The customary tassles (bukki) of a West African horse harness aren’t just for decoration. The rider takes the reins in his right hand and throws the trailing mass of bukki over his left shoulder. Although this part could be used as a whip, it is more normal for the rider to swing it in the air in a circular movement without actually touching the horse. The sound of the swooshing bukki is enough to make the horse respond.
The reins set consists of the karbajuruwol, which runs from the bit and is used for control of the horse, and a pair of boggerde, which are side reins for decorative purpose only, running from the halter (sigiwol) and looping over the pommel of the saddle.
The karbajuruwol consists of two narrow flat lengths, each plaited from 22 strands of leather, which meet in the middle to form three narrow round plaits (dorwi), then tailing off into one flat strand with tassles (bukki) on the end. The lengths are punctuated with colourful bukki and black stoppers called dokke. At either end are loops called kine (singular hinere, which literally means nostril) through which the horse’s bit is attached.
In the making, the long leather strands are plaited first (Images 1-3), incorporating the stoppers (dokke). Colour is dabbed onto the completed plaits and strips of white plastic cut from sheets bought in the market are threaded through the dokke as decoration. These strips were traditionally made from fine strips of new-born goat skin, whitened by rubbing. The bukki are made separately from leather that is cut out and dyed (Image 4), then attached with braided strips (Image 5).

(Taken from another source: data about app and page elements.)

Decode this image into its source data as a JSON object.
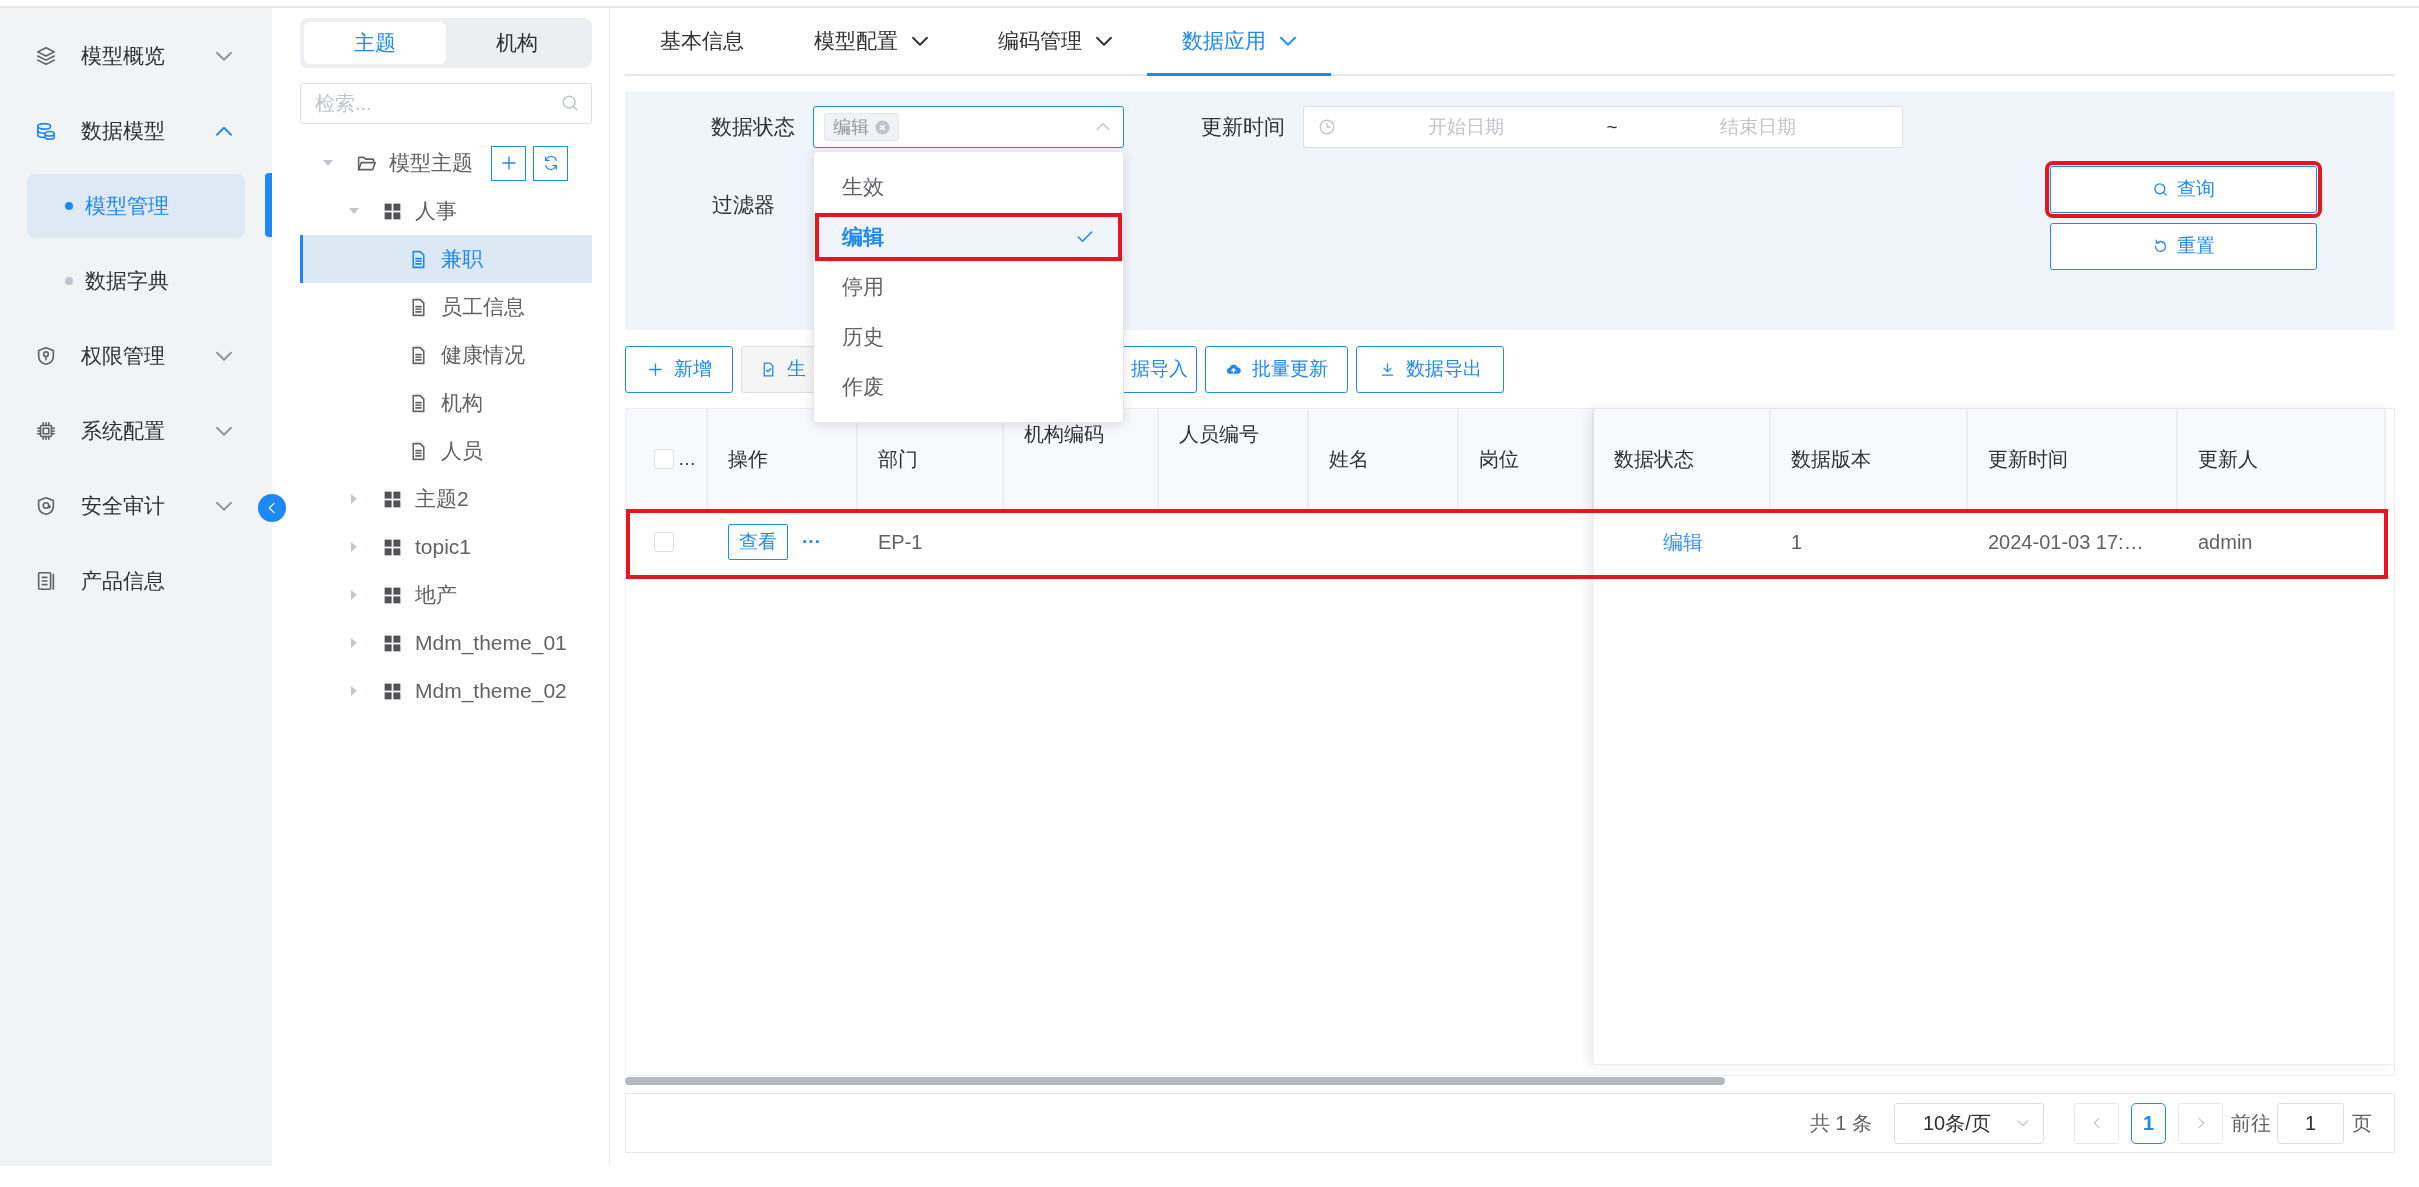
{
  "nav": {
    "items": [
      {
        "label": "模型概览",
        "expanded": false
      },
      {
        "label": "数据模型",
        "expanded": true,
        "children": [
          {
            "label": "模型管理",
            "selected": true
          },
          {
            "label": "数据字典",
            "selected": false
          }
        ]
      },
      {
        "label": "权限管理",
        "expanded": false
      },
      {
        "label": "系统配置",
        "expanded": false
      },
      {
        "label": "安全审计",
        "expanded": false
      },
      {
        "label": "产品信息"
      }
    ]
  },
  "tree_panel": {
    "tabs": [
      {
        "label": "主题",
        "selected": true
      },
      {
        "label": "机构",
        "selected": false
      }
    ],
    "search": {
      "placeholder": "检索..."
    },
    "tree": [
      {
        "kind": "folder",
        "label": "模型主题",
        "expanded": true,
        "children": [
          {
            "kind": "group",
            "label": "人事",
            "expanded": true,
            "children": [
              {
                "kind": "doc",
                "label": "兼职",
                "selected": true
              },
              {
                "kind": "doc",
                "label": "员工信息",
                "selected": false
              },
              {
                "kind": "doc",
                "label": "健康情况",
                "selected": false
              },
              {
                "kind": "doc",
                "label": "机构",
                "selected": false
              },
              {
                "kind": "doc",
                "label": "人员",
                "selected": false
              }
            ]
          },
          {
            "kind": "group",
            "label": "主题2",
            "expanded": false
          },
          {
            "kind": "group",
            "label": "topic1",
            "expanded": false
          },
          {
            "kind": "group",
            "label": "地产",
            "expanded": false
          },
          {
            "kind": "group",
            "label": "Mdm_theme_01",
            "expanded": false
          },
          {
            "kind": "group",
            "label": "Mdm_theme_02",
            "expanded": false
          }
        ]
      }
    ]
  },
  "tabs": [
    {
      "label": "基本信息",
      "selected": false,
      "menu": false
    },
    {
      "label": "模型配置",
      "selected": false,
      "menu": true
    },
    {
      "label": "编码管理",
      "selected": false,
      "menu": true
    },
    {
      "label": "数据应用",
      "selected": true,
      "menu": true
    }
  ],
  "filter": {
    "status": {
      "label": "数据状态",
      "tags": [
        "编辑"
      ],
      "open": true,
      "options": [
        {
          "label": "生效",
          "selected": false,
          "annotated": false
        },
        {
          "label": "编辑",
          "selected": true,
          "annotated": true
        },
        {
          "label": "停用",
          "selected": false,
          "annotated": false
        },
        {
          "label": "历史",
          "selected": false,
          "annotated": false
        },
        {
          "label": "作废",
          "selected": false,
          "annotated": false
        }
      ]
    },
    "date": {
      "label": "更新时间",
      "start_placeholder": "开始日期",
      "separator": "~",
      "end_placeholder": "结束日期"
    },
    "filter_label": "过滤器",
    "buttons": [
      {
        "kind": "search",
        "label": "查询",
        "annotated": true
      },
      {
        "kind": "reset",
        "label": "重置",
        "annotated": false
      }
    ]
  },
  "toolbar": [
    {
      "kind": "add",
      "label": "新增",
      "disabled": false
    },
    {
      "kind": "check",
      "label": "生",
      "disabled": true
    },
    {
      "kind": "none",
      "label": "据导入",
      "disabled": false
    },
    {
      "kind": "upload",
      "label": "批量更新",
      "disabled": false
    },
    {
      "kind": "download",
      "label": "数据导出",
      "disabled": false
    }
  ],
  "table": {
    "select_all": {
      "checked": false,
      "label": "…"
    },
    "columns": [
      {
        "label": "操作"
      },
      {
        "label": "部门"
      },
      {
        "label": "机构编码"
      },
      {
        "label": "人员编号"
      },
      {
        "label": "姓名"
      },
      {
        "label": "岗位"
      },
      {
        "label": "数据状态"
      },
      {
        "label": "数据版本"
      },
      {
        "label": "更新时间"
      },
      {
        "label": "更新人"
      }
    ],
    "rows": [
      {
        "checked": false,
        "annotated": true,
        "actions": {
          "view": "查看",
          "more": "···"
        },
        "department": "EP-1",
        "data_status": "编辑",
        "data_version": "1",
        "updated_at": "2024-01-03 17:…",
        "updated_by": "admin"
      }
    ]
  },
  "pagination": {
    "total": "共 1 条",
    "page_size": "10条/页",
    "pages": [
      {
        "label": "1",
        "selected": true
      }
    ],
    "goto_label": "前往",
    "goto_value": "1",
    "suffix": "页"
  }
}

Like the majority of leatherworkers in Burkina nowadays, the Gakou family uses synthetic dyes. Formerly there were just four colours available: yellow haako hojoro made from the leaves of the hojoro tree; red sokombo made from the outer leaves of a specially grown sorghum; black santala made from scrap metal dooyikiije foraged from blacksmith’s left-overs found in the bush. Synthetic green replaces the parts that were traditionally left white and pink replaces red.Today, all the dyes come as imported powders. The old ways have been left, according to one man because “you (foreigners) brought us your cheap dyes.”
Apart from black, none of the traditional dyes are colour fast, and for that reason SAHEL products do not currently incorporate them.